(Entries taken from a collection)
______

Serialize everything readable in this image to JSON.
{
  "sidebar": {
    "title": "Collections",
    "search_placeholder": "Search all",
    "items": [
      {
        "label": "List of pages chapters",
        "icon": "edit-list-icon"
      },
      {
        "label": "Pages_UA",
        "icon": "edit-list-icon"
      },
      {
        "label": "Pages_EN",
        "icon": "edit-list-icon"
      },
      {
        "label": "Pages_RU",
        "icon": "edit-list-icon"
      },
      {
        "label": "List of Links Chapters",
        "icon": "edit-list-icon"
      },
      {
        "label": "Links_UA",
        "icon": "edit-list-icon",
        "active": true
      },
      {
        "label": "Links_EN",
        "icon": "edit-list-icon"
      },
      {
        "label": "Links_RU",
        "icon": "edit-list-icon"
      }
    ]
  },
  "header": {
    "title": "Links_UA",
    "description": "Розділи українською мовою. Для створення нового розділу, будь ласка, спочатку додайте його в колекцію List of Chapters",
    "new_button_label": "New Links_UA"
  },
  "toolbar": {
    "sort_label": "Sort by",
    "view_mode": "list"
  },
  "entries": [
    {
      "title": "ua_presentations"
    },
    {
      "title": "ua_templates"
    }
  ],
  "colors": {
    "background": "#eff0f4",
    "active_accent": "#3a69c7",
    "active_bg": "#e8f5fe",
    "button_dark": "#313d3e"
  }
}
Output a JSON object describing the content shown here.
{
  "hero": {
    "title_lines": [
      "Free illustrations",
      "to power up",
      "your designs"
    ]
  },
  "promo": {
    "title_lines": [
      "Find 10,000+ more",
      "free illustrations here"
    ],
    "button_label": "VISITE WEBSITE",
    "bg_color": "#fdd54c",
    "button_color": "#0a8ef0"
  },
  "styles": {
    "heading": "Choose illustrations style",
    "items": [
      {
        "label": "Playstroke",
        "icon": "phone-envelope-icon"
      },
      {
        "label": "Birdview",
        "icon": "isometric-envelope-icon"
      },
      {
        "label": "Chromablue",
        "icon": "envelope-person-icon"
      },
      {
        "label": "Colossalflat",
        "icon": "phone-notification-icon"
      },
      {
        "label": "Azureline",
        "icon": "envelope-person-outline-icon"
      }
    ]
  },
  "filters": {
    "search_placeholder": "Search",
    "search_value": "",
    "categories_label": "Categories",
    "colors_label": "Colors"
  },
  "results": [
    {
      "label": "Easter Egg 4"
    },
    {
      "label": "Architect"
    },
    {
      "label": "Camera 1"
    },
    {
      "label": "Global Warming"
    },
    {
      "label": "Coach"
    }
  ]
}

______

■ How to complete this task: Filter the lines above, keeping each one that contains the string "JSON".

■ Problem solution:
Serialize everything readable in this image to JSON.
Output a JSON object describing the content shown here.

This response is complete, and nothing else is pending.